Work order: Return the data below unchanged, without images.

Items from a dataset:
* * * * * * * * *
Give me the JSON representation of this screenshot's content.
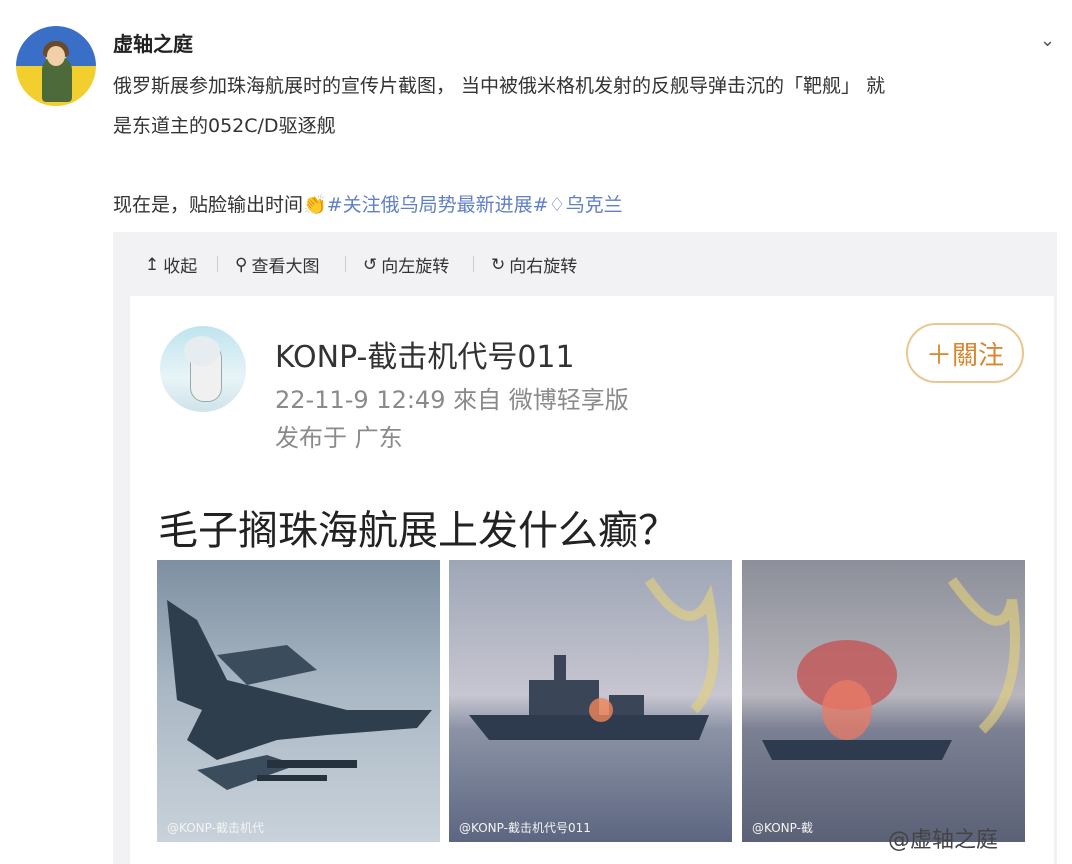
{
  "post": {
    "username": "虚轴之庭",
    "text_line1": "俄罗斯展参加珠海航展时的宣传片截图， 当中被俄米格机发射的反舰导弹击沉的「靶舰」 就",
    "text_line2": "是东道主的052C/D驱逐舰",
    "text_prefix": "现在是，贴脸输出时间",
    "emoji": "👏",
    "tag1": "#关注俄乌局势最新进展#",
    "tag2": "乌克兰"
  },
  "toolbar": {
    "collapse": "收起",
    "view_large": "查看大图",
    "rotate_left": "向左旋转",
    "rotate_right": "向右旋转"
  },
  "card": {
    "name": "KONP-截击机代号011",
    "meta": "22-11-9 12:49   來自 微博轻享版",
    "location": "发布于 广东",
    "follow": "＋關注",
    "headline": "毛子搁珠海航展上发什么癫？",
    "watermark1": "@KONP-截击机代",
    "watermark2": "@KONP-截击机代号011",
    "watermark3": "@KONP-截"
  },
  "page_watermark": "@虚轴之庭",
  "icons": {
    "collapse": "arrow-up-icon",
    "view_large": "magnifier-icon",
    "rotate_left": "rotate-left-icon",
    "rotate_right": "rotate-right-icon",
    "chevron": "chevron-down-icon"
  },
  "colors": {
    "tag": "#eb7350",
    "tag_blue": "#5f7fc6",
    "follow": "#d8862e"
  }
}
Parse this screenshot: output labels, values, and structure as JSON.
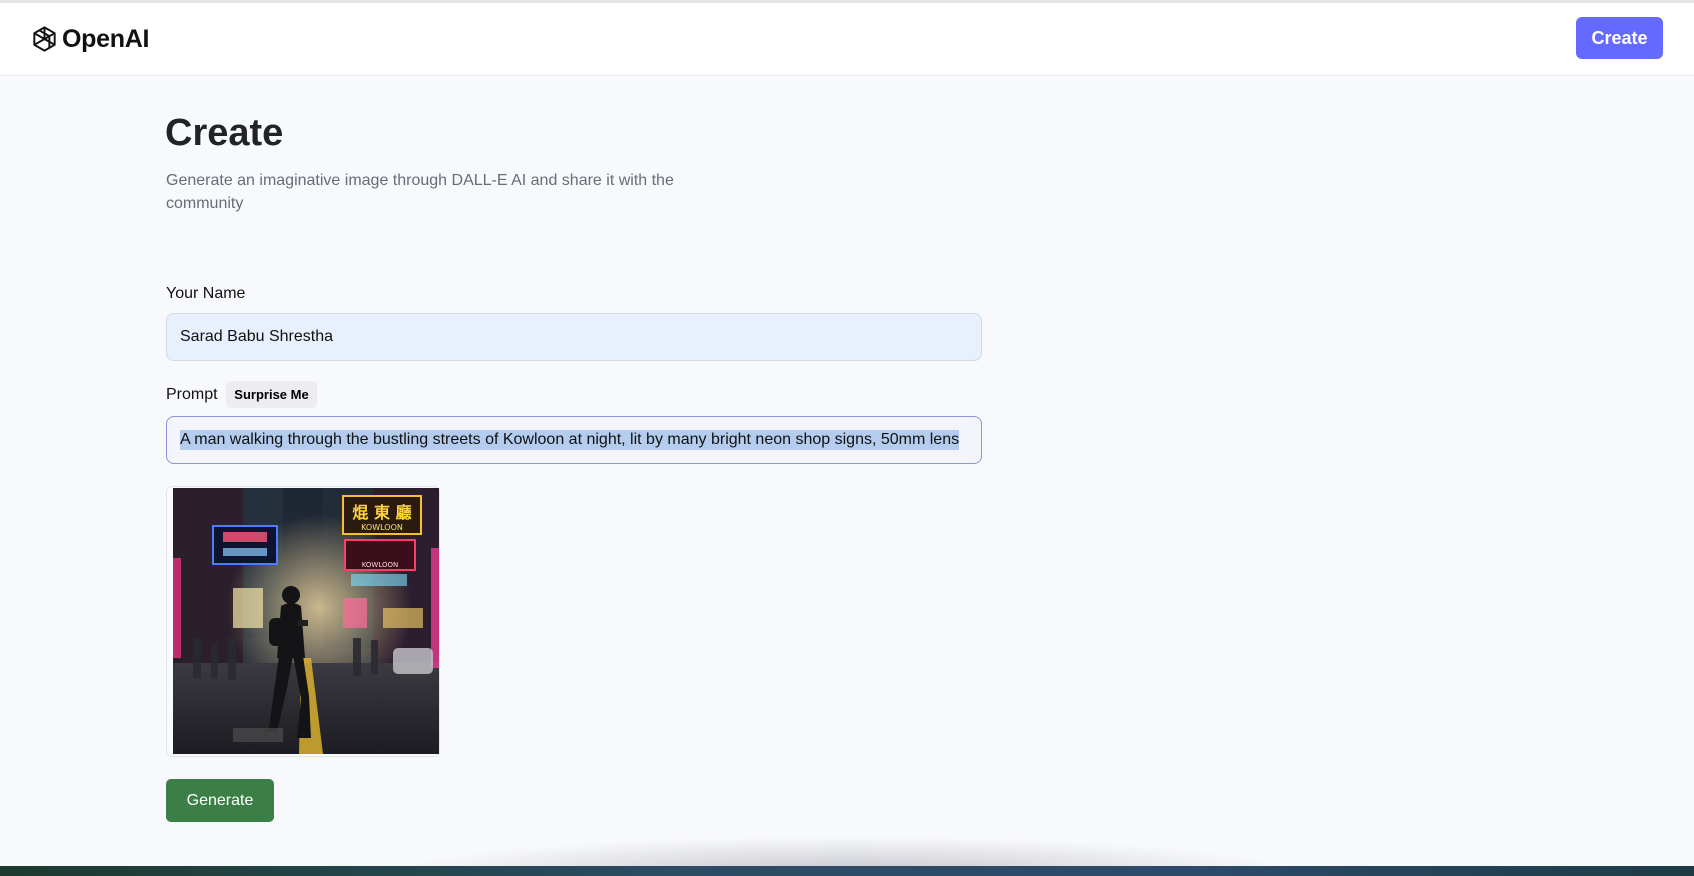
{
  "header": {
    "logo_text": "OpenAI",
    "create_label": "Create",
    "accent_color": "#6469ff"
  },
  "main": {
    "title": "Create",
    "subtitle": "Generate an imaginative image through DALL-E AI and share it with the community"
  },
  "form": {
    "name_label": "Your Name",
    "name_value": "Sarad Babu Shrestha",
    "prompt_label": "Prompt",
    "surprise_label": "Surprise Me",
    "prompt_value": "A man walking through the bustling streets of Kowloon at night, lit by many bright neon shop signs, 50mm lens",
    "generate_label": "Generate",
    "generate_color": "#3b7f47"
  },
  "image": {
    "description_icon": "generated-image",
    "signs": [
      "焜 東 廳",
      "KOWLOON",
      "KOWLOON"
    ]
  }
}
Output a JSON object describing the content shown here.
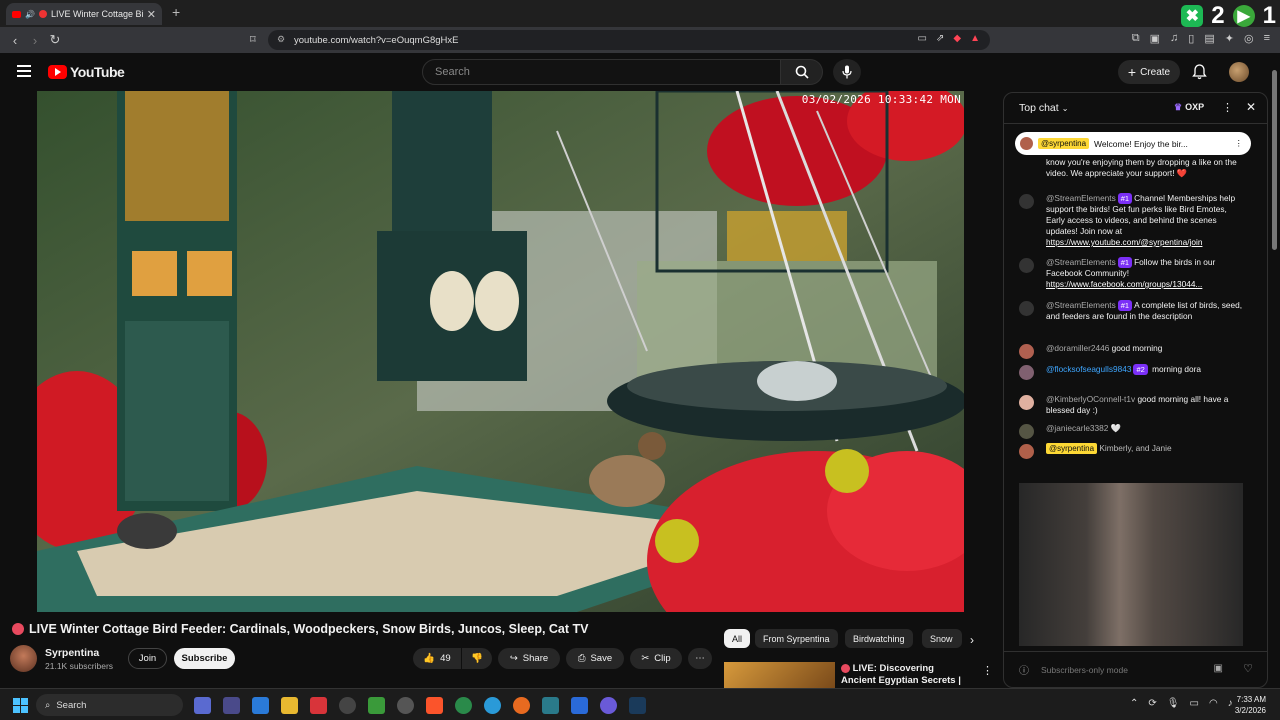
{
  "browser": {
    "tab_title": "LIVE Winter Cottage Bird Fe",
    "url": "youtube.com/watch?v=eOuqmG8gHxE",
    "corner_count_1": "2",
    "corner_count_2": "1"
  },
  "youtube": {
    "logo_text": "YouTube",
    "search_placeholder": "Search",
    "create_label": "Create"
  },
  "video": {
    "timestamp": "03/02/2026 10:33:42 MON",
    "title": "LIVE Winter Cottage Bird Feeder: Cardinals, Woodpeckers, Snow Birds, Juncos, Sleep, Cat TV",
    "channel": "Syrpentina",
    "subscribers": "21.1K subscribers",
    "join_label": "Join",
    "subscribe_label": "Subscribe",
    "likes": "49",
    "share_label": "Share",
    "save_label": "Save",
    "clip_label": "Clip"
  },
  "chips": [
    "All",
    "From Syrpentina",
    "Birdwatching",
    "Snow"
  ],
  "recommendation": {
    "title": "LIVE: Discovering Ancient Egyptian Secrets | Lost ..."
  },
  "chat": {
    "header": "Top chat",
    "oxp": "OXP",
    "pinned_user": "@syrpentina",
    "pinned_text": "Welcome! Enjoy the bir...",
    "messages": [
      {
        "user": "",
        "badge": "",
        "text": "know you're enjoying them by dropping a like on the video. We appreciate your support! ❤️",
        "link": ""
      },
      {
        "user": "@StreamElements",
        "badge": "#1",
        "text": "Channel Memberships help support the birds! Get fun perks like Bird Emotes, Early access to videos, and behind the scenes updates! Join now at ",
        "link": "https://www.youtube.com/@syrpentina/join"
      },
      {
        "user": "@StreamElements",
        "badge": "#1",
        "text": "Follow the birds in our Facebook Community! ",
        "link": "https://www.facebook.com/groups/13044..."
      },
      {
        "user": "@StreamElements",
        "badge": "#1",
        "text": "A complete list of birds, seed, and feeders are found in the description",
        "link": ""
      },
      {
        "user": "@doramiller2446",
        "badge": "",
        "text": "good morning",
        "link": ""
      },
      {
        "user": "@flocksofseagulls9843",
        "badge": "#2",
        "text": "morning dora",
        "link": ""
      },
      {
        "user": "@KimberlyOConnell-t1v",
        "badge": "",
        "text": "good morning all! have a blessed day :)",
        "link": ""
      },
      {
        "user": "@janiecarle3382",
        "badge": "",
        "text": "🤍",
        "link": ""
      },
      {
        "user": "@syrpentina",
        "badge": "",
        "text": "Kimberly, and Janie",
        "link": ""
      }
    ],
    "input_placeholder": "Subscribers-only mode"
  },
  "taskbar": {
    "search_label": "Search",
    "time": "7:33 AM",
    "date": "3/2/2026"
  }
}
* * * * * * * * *
Final answer:
Give me the JSON representation of this screenshot's content.
{
  "post": {
    "username": "虚轴之庭",
    "text_line1": "俄罗斯展参加珠海航展时的宣传片截图， 当中被俄米格机发射的反舰导弹击沉的「靶舰」 就",
    "text_line2": "是东道主的052C/D驱逐舰",
    "text_prefix": "现在是，贴脸输出时间",
    "emoji": "👏",
    "tag1": "#关注俄乌局势最新进展#",
    "tag2": "乌克兰"
  },
  "toolbar": {
    "collapse": "收起",
    "view_large": "查看大图",
    "rotate_left": "向左旋转",
    "rotate_right": "向右旋转"
  },
  "card": {
    "name": "KONP-截击机代号011",
    "meta": "22-11-9 12:49   來自 微博轻享版",
    "location": "发布于 广东",
    "follow": "＋關注",
    "headline": "毛子搁珠海航展上发什么癫？",
    "watermark1": "@KONP-截击机代",
    "watermark2": "@KONP-截击机代号011",
    "watermark3": "@KONP-截"
  },
  "page_watermark": "@虚轴之庭",
  "icons": {
    "collapse": "arrow-up-icon",
    "view_large": "magnifier-icon",
    "rotate_left": "rotate-left-icon",
    "rotate_right": "rotate-right-icon",
    "chevron": "chevron-down-icon"
  },
  "colors": {
    "tag": "#eb7350",
    "tag_blue": "#5f7fc6",
    "follow": "#d8862e"
  }
}
Parse this screenshot: output labels, values, and structure as JSON.
{
  "header": {
    "logo_text": "OpenAI",
    "create_label": "Create",
    "accent_color": "#6469ff"
  },
  "main": {
    "title": "Create",
    "subtitle": "Generate an imaginative image through DALL-E AI and share it with the community"
  },
  "form": {
    "name_label": "Your Name",
    "name_value": "Sarad Babu Shrestha",
    "prompt_label": "Prompt",
    "surprise_label": "Surprise Me",
    "prompt_value": "A man walking through the bustling streets of Kowloon at night, lit by many bright neon shop signs, 50mm lens",
    "generate_label": "Generate",
    "generate_color": "#3b7f47"
  },
  "image": {
    "description_icon": "generated-image",
    "signs": [
      "焜 東 廳",
      "KOWLOON",
      "KOWLOON"
    ]
  }
}
Output a JSON object describing the content shown here.
{
  "browser": {
    "tab_title": "LIVE Winter Cottage Bird Fe",
    "url": "youtube.com/watch?v=eOuqmG8gHxE",
    "corner_count_1": "2",
    "corner_count_2": "1"
  },
  "youtube": {
    "logo_text": "YouTube",
    "search_placeholder": "Search",
    "create_label": "Create"
  },
  "video": {
    "timestamp": "03/02/2026 10:33:42 MON",
    "title": "LIVE Winter Cottage Bird Feeder: Cardinals, Woodpeckers, Snow Birds, Juncos, Sleep, Cat TV",
    "channel": "Syrpentina",
    "subscribers": "21.1K subscribers",
    "join_label": "Join",
    "subscribe_label": "Subscribe",
    "likes": "49",
    "share_label": "Share",
    "save_label": "Save",
    "clip_label": "Clip"
  },
  "chips": [
    "All",
    "From Syrpentina",
    "Birdwatching",
    "Snow"
  ],
  "recommendation": {
    "title": "LIVE: Discovering Ancient Egyptian Secrets | Lost ..."
  },
  "chat": {
    "header": "Top chat",
    "oxp": "OXP",
    "pinned_user": "@syrpentina",
    "pinned_text": "Welcome! Enjoy the bir...",
    "messages": [
      {
        "user": "",
        "badge": "",
        "text": "know you're enjoying them by dropping a like on the video. We appreciate your support! ❤️",
        "link": ""
      },
      {
        "user": "@StreamElements",
        "badge": "#1",
        "text": "Channel Memberships help support the birds! Get fun perks like Bird Emotes, Early access to videos, and behind the scenes updates! Join now at ",
        "link": "https://www.youtube.com/@syrpentina/join"
      },
      {
        "user": "@StreamElements",
        "badge": "#1",
        "text": "Follow the birds in our Facebook Community! ",
        "link": "https://www.facebook.com/groups/13044..."
      },
      {
        "user": "@StreamElements",
        "badge": "#1",
        "text": "A complete list of birds, seed, and feeders are found in the description",
        "link": ""
      },
      {
        "user": "@doramiller2446",
        "badge": "",
        "text": "good morning",
        "link": ""
      },
      {
        "user": "@flocksofseagulls9843",
        "badge": "#2",
        "text": "morning dora",
        "link": ""
      },
      {
        "user": "@KimberlyOConnell-t1v",
        "badge": "",
        "text": "good morning all! have a blessed day :)",
        "link": ""
      },
      {
        "user": "@janiecarle3382",
        "badge": "",
        "text": "🤍",
        "link": ""
      },
      {
        "user": "@syrpentina",
        "badge": "",
        "text": "Kimberly, and Janie",
        "link": ""
      }
    ],
    "input_placeholder": "Subscribers-only mode"
  },
  "taskbar": {
    "search_label": "Search",
    "time": "7:33 AM",
    "date": "3/2/2026"
  }
}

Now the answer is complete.